Scott McClellan served as press secretary during a difficult time. He chose not to stay until the end of President George W. Bush's final term and, instead, wrote the book.

The book has created a level of controversy worthy of his time in the White House. There are those who charge he has been disloyal to a president that trusted him and others who think he has provided unprecedented insight to the current administration's operations. Still, there are others who suggest McClellan behaved unethically as press secretary by passing on information to the public that he allegedly know was false. Others say he was just doing his job and did it well under trying conditions.

What do you think? What other issues does his book and public statements mean for government communicators? Leave a comment and take our poll on the right hand side of the page.

Tim Russert

Like most government communicators, I subscribe to quite a few "news alerts" from major news organizations. Most of the ones I receive don't really surprise me. Friday's news alerts about the death of Tim Russert was different; they made me stop working for a while.

I like watching people who enjoy their jobs. There is no question that Tim Russert loved his. From his questions each week on "Meet the Press," the audience knew he had done his homework and that his guests were going to get asked the tough questions. He was a student of American politics and, though not a journalist by training, learned the craft -- and arguably learned it better than most.

The tributes being showered on him are well deserved. His death is a loss for journalism, his family and the nation. His death is also a loss for us in government communications. Russert had a passion for politics and respect for those who serve. But he deservedly held all of them -- and us -- to high standards.
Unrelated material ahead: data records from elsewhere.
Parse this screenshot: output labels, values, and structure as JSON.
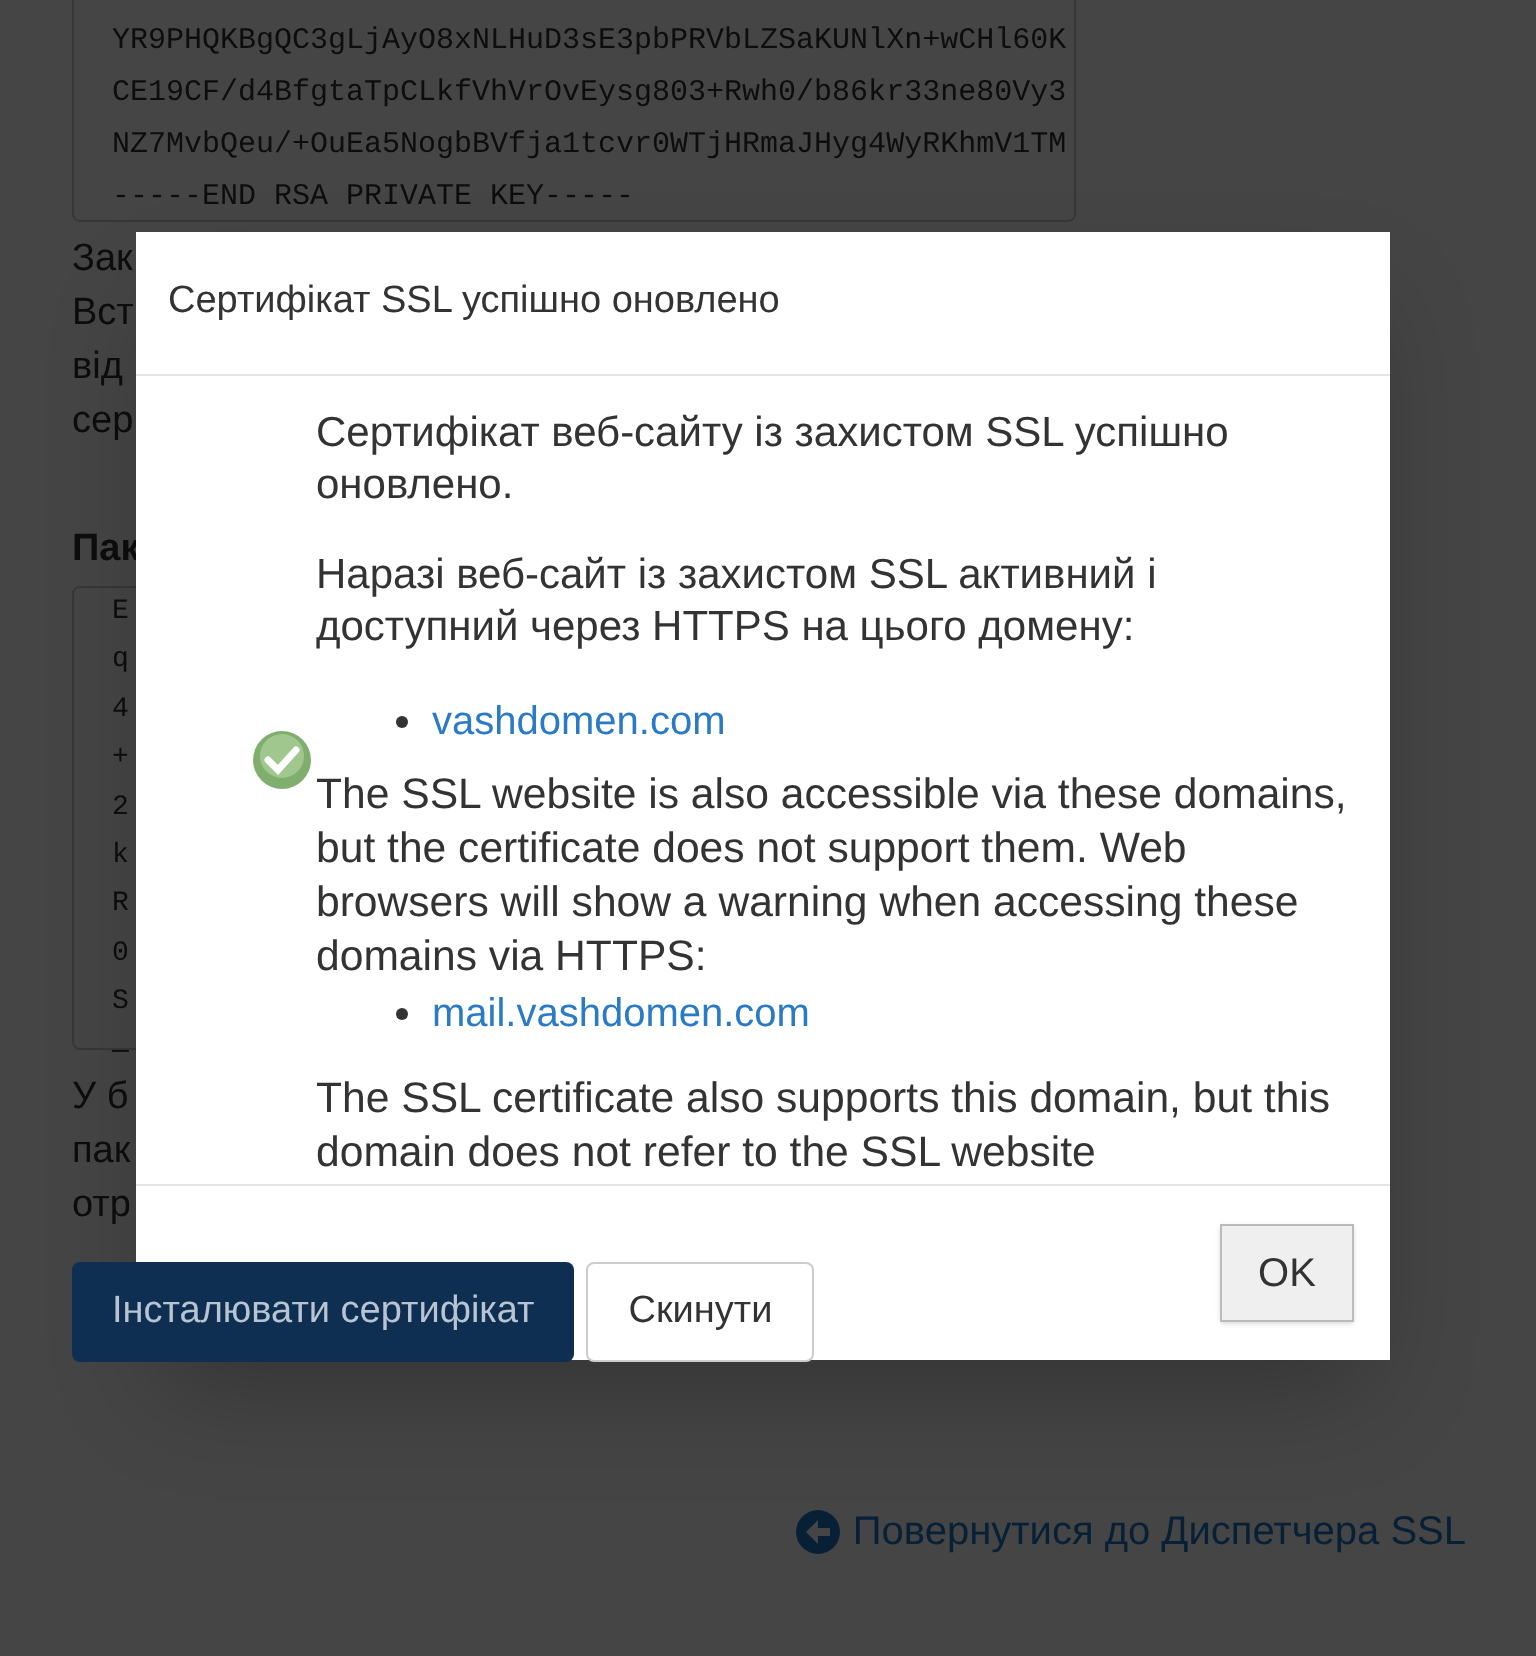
{
  "page": {
    "key_textarea": {
      "lines": [
        "YR9PHQKBgQC3gLjAyO8xNLHuD3sE3pbPRVbLZSaKUNlXn+wCHl60K",
        "CE19CF/d4BfgtaTpCLkfVhVrOvEysg803+Rwh0/b86kr33ne80Vy3",
        "NZ7MvbQeu/+OuEa5NogbBVfja1tcvr0WTjHRmaJHyg4WyRKhmV1TM",
        "-----END RSA PRIVATE KEY-----"
      ]
    },
    "text_fragments_1": [
      "Зак",
      "Вст",
      "від",
      "сер"
    ],
    "section_heading": "Пак",
    "cert_textarea": {
      "lines": [
        "E",
        "q",
        "4",
        "+",
        "2",
        "k",
        "R",
        "0",
        "S",
        "—"
      ]
    },
    "text_fragments_2": [
      "У б",
      "пак",
      "отр"
    ],
    "buttons": [
      {
        "label": "Інсталювати сертифікат",
        "kind": "primary"
      },
      {
        "label": "Скинути",
        "kind": "default"
      }
    ],
    "back_link": "Повернутися до Диспетчера SSL"
  },
  "dialog": {
    "title": "Сертифікат SSL успішно оновлено",
    "body": [
      {
        "kind": "text",
        "text": "Сертифікат веб-сайту із захистом SSL успішно оновлено."
      },
      {
        "kind": "text",
        "text": "Наразі веб-сайт із захистом SSL активний і доступний через HTTPS на цього домену:"
      },
      {
        "kind": "list",
        "items": [
          "vashdomen.com"
        ]
      },
      {
        "kind": "detail",
        "text": "The SSL website is also accessible via these domains, but the certificate does not support them. Web browsers will show a warning when accessing these domains via HTTPS:"
      },
      {
        "kind": "list",
        "items": [
          "mail.vashdomen.com"
        ]
      },
      {
        "kind": "detail",
        "text": "The SSL certificate also supports this domain, but this domain does not refer to the SSL website"
      }
    ],
    "button": "OK"
  }
}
He will be missed and we express our deepest sympathy to his family and colleagues.